So we had a nice talk and I cheered her up. I asked for her advice about the project, about how to prepare the ceiling and so on, and suddenly she was her old self, immersed in a simple project again.

So where is Jam? I didn't ask, but I expect that he is moving up the organization chart.

The side wall if finished now. Sometime during the next few days, I will be trying a technique for putting tiles on the ceiling. It sounds too good to be true, but it must be true because I read about it on some guy's website.

Saturday, August 6, 2011

Fitting In

Somewhere in Mexico a tile-maker is tossing back a shot of tequila. He is a big guy with big clay-red hands, sitting with a pot of coffee to his left and, even though it's only 10 am, a bottle of Mescal to the right. Like the other tile workers in his group, including the woman who occupies his thoughts, he sits at a wooden bench under a tin roof, looking out onto a stream and a coconut palm forest, while children scamper up and down the hillside to fetch buckets of wet clay.

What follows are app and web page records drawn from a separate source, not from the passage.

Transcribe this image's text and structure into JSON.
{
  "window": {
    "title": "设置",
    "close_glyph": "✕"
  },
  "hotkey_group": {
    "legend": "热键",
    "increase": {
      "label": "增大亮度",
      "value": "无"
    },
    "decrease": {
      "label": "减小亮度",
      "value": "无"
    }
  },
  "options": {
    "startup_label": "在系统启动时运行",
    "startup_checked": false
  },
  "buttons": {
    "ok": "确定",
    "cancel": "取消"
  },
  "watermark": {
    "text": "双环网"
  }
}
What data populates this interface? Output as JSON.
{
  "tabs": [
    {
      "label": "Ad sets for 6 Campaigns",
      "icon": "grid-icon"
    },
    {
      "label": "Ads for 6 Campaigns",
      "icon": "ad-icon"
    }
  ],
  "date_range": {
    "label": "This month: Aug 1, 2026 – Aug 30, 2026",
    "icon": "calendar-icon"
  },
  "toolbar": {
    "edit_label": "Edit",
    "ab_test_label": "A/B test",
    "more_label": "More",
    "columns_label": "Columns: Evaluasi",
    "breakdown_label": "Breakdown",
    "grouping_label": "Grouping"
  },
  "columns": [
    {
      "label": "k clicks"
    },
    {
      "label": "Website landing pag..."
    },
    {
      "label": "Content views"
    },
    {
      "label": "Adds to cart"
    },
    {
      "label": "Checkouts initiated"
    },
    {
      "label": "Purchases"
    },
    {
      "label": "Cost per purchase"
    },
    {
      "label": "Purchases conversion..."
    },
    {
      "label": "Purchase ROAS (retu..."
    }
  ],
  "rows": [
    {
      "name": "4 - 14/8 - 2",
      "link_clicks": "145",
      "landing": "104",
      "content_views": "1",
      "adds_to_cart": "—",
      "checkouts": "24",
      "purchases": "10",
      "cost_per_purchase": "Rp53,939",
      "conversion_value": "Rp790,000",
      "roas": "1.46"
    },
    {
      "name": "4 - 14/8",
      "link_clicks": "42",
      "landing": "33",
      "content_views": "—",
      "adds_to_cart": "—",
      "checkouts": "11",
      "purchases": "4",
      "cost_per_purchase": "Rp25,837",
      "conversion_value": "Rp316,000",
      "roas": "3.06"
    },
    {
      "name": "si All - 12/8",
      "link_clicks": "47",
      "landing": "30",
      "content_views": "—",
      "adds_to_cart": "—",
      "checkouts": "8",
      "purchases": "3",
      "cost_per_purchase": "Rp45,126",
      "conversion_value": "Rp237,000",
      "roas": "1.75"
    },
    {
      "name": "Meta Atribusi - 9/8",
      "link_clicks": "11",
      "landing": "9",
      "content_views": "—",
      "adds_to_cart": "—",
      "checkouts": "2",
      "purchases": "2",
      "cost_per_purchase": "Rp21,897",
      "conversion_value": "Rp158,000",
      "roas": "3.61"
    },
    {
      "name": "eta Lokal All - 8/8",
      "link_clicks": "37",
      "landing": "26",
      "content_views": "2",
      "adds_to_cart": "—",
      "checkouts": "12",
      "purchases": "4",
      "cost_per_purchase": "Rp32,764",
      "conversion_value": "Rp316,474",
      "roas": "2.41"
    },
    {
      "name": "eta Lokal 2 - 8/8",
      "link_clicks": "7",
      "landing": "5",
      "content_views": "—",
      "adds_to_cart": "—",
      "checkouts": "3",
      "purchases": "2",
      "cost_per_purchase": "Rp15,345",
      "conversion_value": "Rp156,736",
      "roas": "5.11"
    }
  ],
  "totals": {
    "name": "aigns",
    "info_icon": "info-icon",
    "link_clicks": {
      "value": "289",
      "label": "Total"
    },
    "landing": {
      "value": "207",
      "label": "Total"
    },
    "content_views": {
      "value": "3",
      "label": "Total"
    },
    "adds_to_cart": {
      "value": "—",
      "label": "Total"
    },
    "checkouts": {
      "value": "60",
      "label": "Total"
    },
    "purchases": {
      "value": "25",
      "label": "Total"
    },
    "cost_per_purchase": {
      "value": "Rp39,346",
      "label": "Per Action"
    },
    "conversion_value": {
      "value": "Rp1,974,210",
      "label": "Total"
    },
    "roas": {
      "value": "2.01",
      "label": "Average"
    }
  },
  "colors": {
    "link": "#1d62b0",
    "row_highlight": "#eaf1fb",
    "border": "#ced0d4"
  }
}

The tile-maker slaps a handful of clay into the 4-inch square metal mold, pats it flat, then removes the metal, carefully at this point or the tile can become misshapen, and puts the red tile aside, while his partner, the silent woman of his dreams, adds layers of glazing on one side, starting with a milky white, and then several thin layers of green, so that as the tile dries it curves a bit (because the bare side dries faster than the painted side). And when the tile emerges from the kiln, its convex surface has a shimmering depth of color.

These batches are done with 120 tiles at a time and then packed into a box so that each box has a distinctive color and quality, though often very different from other batches of the same tile.

The woman had dreamed of being a great painter some day, and the man, well, he just makes clay tiles and dreams about his partner instead of his work. It is beautiful.

Wednesday, August 3, 2011

Salvador Dali Tiles

The big boss, Willow, came by to see me today, coincidentally (she says) just after I got my new camera charged up for its initial testing. Cheryl has the same camera, not expensive but takes very nice pictures, and I cannot be outdone by Cheryl on such things.

Willow poses for the camera like she expects every picture will make it to the cover of Business Weekly or Forbes or whatever crap she's reading these days to satisfy her passion for money and power. Then she starts talking in some weird formal voice, like I'm interviewing her for the magazine, and she's humbly taking credit for the project, all made possibly because of her hands-on, dynamic management style that complements a synergistic, etc., etc... On and on she goes because she can't resist the camera lens and that dense forest of corporate ladders in her mind, dangling there just within her reach if only somehow she could grab someone's attention--someone important.

Meanwhile (not that Willow cares), I just finished (except for the edges) the main portion of the faucet wall. To my endless frustration, I discovered that the last unopened box of light green tile (handwritten in Spanish as Liso on the box) was a much lighter green than the others. Lighter, and bigger on the average, and even more misshapen than the other Liso tiles, some apparently designed by Salvador Dali (during the period when he was too drunk to paint).

So now I'm mixing the tiles from the boxes to distribute the shades of green, and the effect is OK. Not bad at all. But now I have to measure and rotate and place each tile because of the weird shapes. Progress is slow.

Anyway, one more wall to go, then to the ceiling. The ceiling will be very cool.